| SUPPLIED MATERIAL |

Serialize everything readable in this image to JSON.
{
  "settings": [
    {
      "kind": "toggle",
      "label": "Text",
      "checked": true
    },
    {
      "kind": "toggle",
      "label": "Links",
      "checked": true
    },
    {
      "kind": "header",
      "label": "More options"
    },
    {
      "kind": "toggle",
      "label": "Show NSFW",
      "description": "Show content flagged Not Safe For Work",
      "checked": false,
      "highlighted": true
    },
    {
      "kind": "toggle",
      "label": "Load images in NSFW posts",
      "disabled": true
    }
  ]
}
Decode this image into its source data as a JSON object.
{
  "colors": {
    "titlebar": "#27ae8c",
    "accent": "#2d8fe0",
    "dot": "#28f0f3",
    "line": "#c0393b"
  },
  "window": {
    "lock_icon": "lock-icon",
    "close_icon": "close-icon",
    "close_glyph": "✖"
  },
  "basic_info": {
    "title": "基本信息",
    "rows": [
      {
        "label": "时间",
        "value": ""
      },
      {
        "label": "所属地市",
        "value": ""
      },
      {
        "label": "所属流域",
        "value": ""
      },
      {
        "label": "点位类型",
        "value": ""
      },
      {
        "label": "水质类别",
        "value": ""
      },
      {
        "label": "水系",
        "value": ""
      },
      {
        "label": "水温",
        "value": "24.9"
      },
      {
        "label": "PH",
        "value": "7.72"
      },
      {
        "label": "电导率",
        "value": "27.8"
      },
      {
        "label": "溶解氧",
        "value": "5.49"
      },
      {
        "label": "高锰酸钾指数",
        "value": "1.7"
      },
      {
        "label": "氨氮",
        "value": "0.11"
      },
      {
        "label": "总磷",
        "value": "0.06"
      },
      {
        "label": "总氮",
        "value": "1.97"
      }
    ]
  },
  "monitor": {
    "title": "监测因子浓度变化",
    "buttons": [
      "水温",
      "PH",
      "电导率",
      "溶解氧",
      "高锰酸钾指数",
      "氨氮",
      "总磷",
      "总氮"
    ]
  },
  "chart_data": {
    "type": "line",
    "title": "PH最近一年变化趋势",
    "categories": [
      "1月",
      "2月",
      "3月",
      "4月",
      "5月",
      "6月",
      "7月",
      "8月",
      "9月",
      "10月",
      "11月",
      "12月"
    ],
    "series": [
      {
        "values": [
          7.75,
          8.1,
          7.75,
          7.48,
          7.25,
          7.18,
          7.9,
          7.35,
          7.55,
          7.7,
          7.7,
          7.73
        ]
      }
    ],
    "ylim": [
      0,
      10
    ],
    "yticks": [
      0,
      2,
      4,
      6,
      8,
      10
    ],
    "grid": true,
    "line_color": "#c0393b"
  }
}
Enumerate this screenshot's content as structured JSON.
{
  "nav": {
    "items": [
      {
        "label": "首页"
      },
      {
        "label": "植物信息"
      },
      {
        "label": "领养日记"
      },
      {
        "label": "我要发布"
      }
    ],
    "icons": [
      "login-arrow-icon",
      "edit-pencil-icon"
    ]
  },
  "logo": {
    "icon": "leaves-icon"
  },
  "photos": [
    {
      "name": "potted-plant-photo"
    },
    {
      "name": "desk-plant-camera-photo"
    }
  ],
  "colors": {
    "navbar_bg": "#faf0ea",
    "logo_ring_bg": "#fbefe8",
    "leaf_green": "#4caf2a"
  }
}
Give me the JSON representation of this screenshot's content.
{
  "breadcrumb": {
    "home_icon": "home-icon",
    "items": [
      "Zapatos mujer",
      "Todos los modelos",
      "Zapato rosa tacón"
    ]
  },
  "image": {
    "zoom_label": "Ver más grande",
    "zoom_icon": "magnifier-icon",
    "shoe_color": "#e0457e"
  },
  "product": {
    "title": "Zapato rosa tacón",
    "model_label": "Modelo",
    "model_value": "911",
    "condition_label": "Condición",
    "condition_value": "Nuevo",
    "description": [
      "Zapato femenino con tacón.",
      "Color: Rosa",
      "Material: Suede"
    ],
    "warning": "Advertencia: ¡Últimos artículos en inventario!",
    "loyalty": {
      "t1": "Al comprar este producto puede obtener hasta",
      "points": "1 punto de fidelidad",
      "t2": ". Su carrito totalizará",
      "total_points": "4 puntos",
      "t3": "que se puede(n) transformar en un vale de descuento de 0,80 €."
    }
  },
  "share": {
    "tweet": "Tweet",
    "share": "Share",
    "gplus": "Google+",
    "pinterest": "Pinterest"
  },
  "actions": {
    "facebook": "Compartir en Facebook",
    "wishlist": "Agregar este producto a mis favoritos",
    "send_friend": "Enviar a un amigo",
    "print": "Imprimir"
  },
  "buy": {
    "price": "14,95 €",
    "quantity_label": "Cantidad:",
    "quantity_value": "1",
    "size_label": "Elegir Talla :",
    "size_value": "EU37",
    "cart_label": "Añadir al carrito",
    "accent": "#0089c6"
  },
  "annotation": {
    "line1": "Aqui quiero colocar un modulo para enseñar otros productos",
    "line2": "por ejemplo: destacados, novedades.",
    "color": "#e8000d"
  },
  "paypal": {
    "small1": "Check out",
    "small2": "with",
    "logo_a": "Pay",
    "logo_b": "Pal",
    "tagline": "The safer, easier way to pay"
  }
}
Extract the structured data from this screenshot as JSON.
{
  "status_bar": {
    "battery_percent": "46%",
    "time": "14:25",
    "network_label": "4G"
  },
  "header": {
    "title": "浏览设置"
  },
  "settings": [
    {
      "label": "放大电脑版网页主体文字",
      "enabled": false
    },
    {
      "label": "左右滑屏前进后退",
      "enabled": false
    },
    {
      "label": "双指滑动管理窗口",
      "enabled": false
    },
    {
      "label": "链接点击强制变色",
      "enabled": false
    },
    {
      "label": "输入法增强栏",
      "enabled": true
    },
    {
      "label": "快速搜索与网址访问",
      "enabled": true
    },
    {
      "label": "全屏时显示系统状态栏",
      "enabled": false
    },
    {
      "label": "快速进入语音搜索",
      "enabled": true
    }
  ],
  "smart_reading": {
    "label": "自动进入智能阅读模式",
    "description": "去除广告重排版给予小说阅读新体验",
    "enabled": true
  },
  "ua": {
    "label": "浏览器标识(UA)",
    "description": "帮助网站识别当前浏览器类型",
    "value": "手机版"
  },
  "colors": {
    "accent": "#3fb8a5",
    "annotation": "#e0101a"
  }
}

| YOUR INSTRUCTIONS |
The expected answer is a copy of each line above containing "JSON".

| WRITTEN SOLUTION |
Serialize everything readable in this image to JSON.
Decode this image into its source data as a JSON object.
Enumerate this screenshot's content as structured JSON.
Give me the JSON representation of this screenshot's content.
Extract the structured data from this screenshot as JSON.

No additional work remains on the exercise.